McCandless police chief returns to duty after suspension
McCandless police Chief David DiSanti returned to work Feb. 18 after agreeing to a corrective action plan developed after he was suspended from duty when a female officer accused him of engaging in inappropriate behavior toward her, officials said.
DiSanti was placed on paid administrative leave Oct. 29 while town officials investigated the allegations from the female officer and two other woman who have ties to the police department but are not employees.
The female police officer also accused the chief of treating her unfairly because of her gender.
On Jan. 21, DiSanti’s status was changed to suspended without pay pending development of a corrective action plan he was required to agree to and begin implementing before being allowed to return to duty.
Town officials declined to release details of the accusations made against DiSanti or the terms of the corrective action plan, which town attorney Gavin Robb called “an internal, confidential document.”
Town officials also have declined to publicly discuss accusations made against a second officer in the department.
The same female officer who leveled charges against DiSanti alleged that Lt. Jeffrey Basl created an uncomfortable work environment by, among other things, openly making homophobic jokes and using vulgar expressions and gestures to describe sex acts.
Basl was allowed to return to work after serving a 10-day unpaid suspension.
While officials have been mostly mum on the whether or not they support the chief’s return, some took to social media to comment on the decision to give DiSanti a pathway back.
“I disagree with the (corrective action) plan and have serious concerns that it has caused irreparable damage between the police force and council, and the police force and chief,” Councilman Steve Mertz posted. “I would think if the chief cares for the (police) force as much as he says he does, he would resign on his own because of that fact alone.”
Council President Kim Zachary used social media to say she didn’t want to develop a corrective action plan for the chief, she wanted a chief who doesn’t require an action plan.
In addition to carrying out the terms of the corrective action plan, DiSanti will have to work to repair relationships with the officers under his command.
After the chief was placed on administrative leave, the union representing McCandless police officers took a “no confidence” vote in which all but two of the department’s 26 officers questioned DiSanti’s ability to continue leading the force.
Tony LaRussa is a Tribune-Review staff writer.

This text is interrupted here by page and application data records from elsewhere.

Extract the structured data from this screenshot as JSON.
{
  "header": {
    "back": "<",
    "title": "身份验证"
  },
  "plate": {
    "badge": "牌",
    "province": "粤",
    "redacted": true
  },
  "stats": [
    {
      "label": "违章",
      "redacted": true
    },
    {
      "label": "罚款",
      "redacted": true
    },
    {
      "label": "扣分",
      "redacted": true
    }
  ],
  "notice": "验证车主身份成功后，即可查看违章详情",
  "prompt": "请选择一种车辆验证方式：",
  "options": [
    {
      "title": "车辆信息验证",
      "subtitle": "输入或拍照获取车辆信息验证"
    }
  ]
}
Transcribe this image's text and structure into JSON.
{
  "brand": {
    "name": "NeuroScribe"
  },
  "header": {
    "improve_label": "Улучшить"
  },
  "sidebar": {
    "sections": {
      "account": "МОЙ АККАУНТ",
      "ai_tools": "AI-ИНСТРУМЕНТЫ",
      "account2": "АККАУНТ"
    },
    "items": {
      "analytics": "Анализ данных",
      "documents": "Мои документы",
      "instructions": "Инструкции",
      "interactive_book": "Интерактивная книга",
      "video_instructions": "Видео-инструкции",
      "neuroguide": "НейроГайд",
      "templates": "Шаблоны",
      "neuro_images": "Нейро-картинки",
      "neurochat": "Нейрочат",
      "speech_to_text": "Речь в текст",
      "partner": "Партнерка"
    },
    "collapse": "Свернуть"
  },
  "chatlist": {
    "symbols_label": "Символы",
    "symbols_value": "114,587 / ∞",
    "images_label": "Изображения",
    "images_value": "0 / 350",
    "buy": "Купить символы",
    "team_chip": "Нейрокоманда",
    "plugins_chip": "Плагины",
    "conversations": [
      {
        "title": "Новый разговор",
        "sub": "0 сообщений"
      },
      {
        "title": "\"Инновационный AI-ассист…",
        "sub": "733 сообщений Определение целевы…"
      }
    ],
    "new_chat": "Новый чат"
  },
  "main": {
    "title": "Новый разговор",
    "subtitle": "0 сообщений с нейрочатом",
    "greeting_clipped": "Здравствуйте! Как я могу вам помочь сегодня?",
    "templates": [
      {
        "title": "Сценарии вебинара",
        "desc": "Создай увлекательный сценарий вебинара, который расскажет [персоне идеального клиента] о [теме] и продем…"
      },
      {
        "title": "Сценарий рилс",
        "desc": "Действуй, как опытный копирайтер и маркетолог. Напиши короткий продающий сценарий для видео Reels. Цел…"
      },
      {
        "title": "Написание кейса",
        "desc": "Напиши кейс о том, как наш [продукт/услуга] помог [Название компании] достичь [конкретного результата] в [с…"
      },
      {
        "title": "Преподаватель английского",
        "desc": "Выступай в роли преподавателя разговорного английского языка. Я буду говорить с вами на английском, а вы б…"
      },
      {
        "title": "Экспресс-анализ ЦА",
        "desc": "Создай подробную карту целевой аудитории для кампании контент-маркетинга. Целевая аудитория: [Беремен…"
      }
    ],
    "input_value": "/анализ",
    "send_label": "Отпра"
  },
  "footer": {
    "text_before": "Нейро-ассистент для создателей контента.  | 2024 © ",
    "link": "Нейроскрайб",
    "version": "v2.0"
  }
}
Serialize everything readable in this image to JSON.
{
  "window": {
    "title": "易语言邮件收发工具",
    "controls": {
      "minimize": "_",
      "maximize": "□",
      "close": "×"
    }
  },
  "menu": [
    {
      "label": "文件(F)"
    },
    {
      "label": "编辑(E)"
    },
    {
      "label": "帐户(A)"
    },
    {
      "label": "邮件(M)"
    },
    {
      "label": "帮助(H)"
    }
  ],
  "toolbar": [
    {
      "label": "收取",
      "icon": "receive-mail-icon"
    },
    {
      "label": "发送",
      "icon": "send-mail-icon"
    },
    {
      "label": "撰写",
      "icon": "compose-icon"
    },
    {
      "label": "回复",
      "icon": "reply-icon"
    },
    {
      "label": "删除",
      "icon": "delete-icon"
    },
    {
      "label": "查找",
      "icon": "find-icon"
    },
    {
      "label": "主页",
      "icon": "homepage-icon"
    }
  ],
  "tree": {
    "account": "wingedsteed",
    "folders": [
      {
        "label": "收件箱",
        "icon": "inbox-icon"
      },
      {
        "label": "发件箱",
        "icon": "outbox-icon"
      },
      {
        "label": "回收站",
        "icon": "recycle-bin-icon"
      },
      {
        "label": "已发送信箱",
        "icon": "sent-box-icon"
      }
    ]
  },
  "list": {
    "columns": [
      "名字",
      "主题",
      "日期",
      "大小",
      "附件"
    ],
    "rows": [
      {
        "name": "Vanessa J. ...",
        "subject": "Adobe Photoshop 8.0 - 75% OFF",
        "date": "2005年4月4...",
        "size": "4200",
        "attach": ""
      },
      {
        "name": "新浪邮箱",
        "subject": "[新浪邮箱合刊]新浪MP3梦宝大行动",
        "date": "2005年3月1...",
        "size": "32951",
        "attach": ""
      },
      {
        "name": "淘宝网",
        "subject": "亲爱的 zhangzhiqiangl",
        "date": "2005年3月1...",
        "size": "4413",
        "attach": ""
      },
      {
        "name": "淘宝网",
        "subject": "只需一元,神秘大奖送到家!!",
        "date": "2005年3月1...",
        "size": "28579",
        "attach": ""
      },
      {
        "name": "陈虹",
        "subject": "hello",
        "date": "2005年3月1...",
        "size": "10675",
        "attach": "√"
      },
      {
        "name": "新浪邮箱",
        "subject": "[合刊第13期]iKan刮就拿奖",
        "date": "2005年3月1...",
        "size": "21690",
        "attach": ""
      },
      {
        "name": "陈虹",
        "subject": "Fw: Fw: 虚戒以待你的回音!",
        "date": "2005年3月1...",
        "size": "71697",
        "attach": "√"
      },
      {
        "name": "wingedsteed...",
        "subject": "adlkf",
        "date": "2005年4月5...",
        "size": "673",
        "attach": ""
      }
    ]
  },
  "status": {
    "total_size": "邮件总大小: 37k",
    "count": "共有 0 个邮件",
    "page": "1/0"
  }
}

You can contact Tony at 724-772-6368, firstname.lastname@example.org or via Twitter .